1) The fork covers must be easily installed and removed without having to take the forks out of the triple trees. One-piece tubular neoprene products like Gybe, Tusk, KTM, Viper or perforated rubber boots for off-road vehicles would require removing the forks in order to slide the cover onto the fork. In addition to being a pain in the butt they would get in the way of checking maximum compression markers on the inner tube. I knew I wanted something that could be installed and removed easily and quickly.

2) The fork covers must completely seal out extremely fine particles including brake dust. One of *Dave Moss' videos includes an interview with a head mechanic from the Yamaha AMA Factory Team. He is taking apart Josh Hayes' front forks and talking about how brake dust gets into the oil and dust seals and causes unwanted stiction and decreases the life of the seals. As a result the forks are disassembled, cleaned and reassembled with new fork seals after every race. Again, neoprene met this criteria. The neoprene I use is a blend of 70% SBR and 30% CR. SBR is the lowest grade neoprene that is used for things like laptop covers and mouse pads. 100% CR is the highest grade neoprene used for things like wetsuits and water sports apparel. The blend was a good compromise in that it is waterproof and yet it's still cost effective. CR grade neoprene is very expensive so my fork covers would cost more than $25 if I used it.

3) The fork covers' material must protect the forks from damage by flying debris or gravel during a crash. Front fenders on modern sport bikes do a pretty good job of protecting inner fork tubes from damage caused by flying debris while riding but a motorcycle sliding in the dirt after a crash can kick up a lot of gravel, and grit.
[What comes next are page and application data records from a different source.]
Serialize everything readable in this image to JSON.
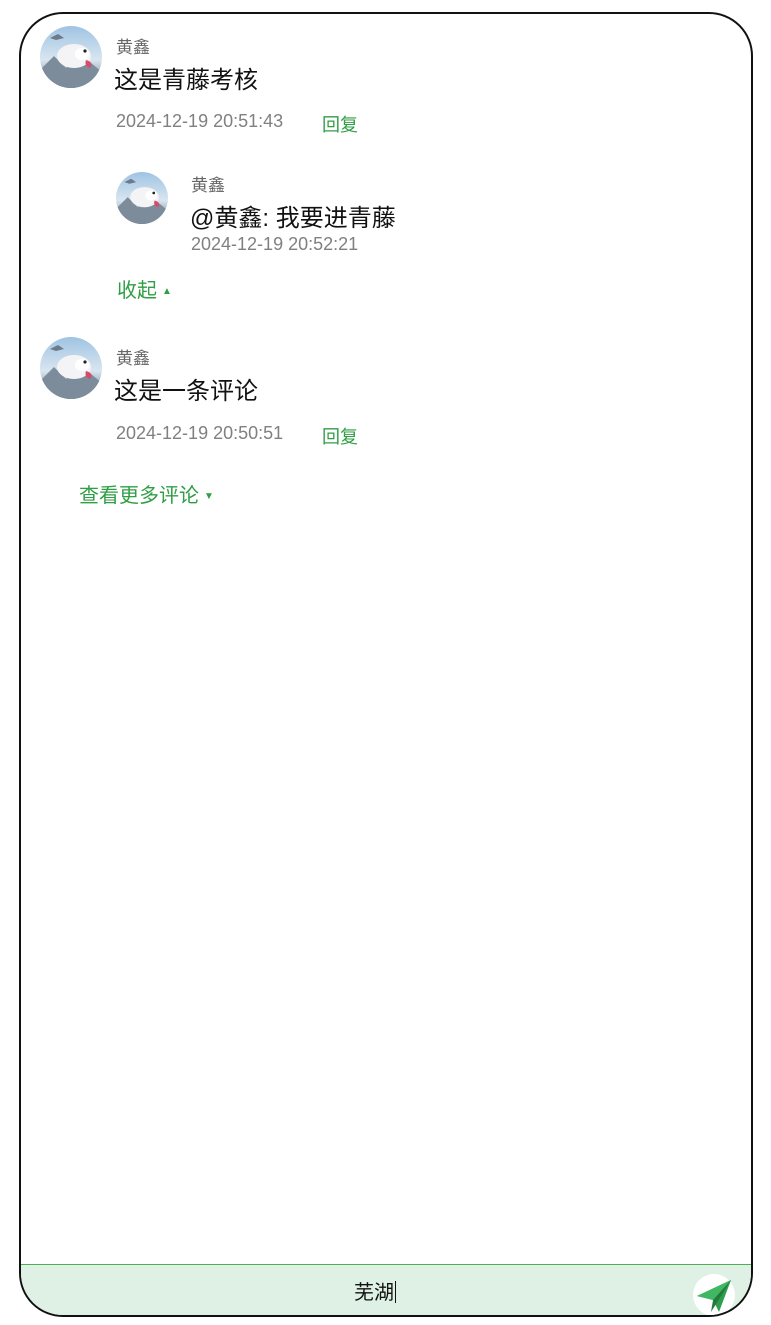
{
  "comments": [
    {
      "username": "黄鑫",
      "content": "这是青藤考核",
      "time": "2024-12-19 20:51:43",
      "reply_label": "回复",
      "replies": [
        {
          "username": "黄鑫",
          "content": "@黄鑫: 我要进青藤",
          "time": "2024-12-19 20:52:21"
        }
      ],
      "collapse_label": "收起"
    },
    {
      "username": "黄鑫",
      "content": "这是一条评论",
      "time": "2024-12-19 20:50:51",
      "reply_label": "回复"
    }
  ],
  "more_comments_label": "查看更多评论",
  "input": {
    "value": "芜湖"
  },
  "icons": {
    "avatar": "avatar-image",
    "send": "paper-plane-icon",
    "collapse": "triangle-up-icon",
    "expand": "triangle-down-icon"
  },
  "colors": {
    "accent": "#2f9e44",
    "input_bg": "#dff0e5"
  }
}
In order to protect the entire fork tube during a crash the fork covers needed to extend the entire length of the fully extended fork tube and compress with the fork as it works. This lead me to the most challenging design problem to solve which I address in the next design criteria.

4) The removable fork covers must be able to flex and compress as the fork works and not create unwanted stiction. The first designs I came up with resembled Seal Savers in that they used velcro running the entire length of the cover to close it around the fork tube. Although they met my first criteria for being removable I noticed that the stiff velcro caused a lot of stiction for the fork to work against. This defeated the point of keeping brake dust out of the seals in order to minimize stiction. The solution came to one while falling asleep one night. The design is based on mimicking the interlocking of fingers of two people playing the thumb war game. I wanted to create two flaps that could be interlocked and keep out brake dust and dirt without needing stiff velcro to do it. In addition to the interlocking flaps, the entire cover is folded over on itself to create a very tight seal that the finest dust cannot penetrate. The straps are used to keep the fork cover from coming up folded and opening. The top 2 do not need to be tight in order to allow the cover to move and flex. The bottom zip tie can be tightened very hard because the bottom of the cover never moves from that position.

If you appreciate the importance of good suspension and would like to keep your front forks in excellent condition, consider protecting them with a pair of Fork Cover.com brand fork covers.

*If you don't know Dave Moss you must check him out on YouTube. He is a master suspension tuner and all around motorcycle mechanic guru who has boat loads of information to teach. His channel is Dave Moss Tuning and his website is www.feelthetrack.com

Email: info@forkcover.com
Phone: 1-540-599-4666